Quality Development

Our cooperation with JSA, the student organisation, is crucial. This work is conducted on two levels, programmes and courses.

Programme level
On the programme level students elect student representatives for each track of the programme and each study year of the programme. The student representatives and the programme managers meet regularly to discuss courses and the progress of the programme. The representatives stay in contact with course coordinators to share the overall impression and student experiences from courses. In addition, the programme manager, student representatives, JSA and faculty meet annually to discuss the entire programme.
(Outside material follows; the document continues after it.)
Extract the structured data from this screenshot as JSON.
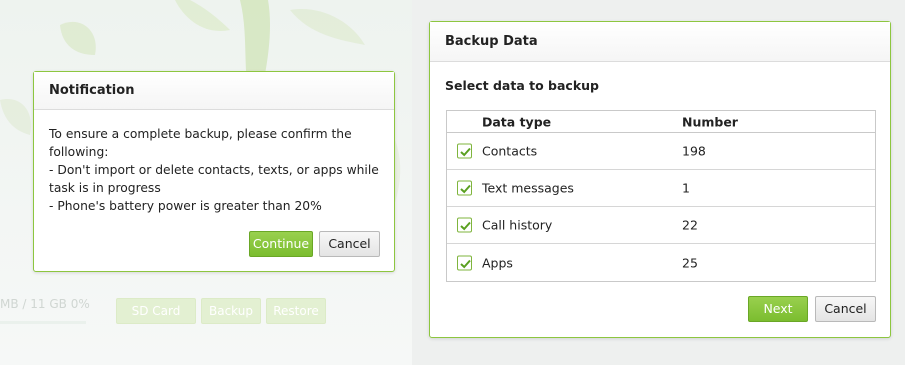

Course level
On the course level, student representatives from the course and the course leader meet shortly after the course has started. The purpose is to ensure that the course is working well and if necessary make minor changes. After each course is finished all students perform course evaluations in PingPong, and student representatives evaluate the course on the aggregate level and communicate with the programme manager and the course leader.

Other Information

Preparatory/foundation courses cannot be included/counted for the JIBS degree.
Additional information, regarding the programme, will be presented on-line before each application period.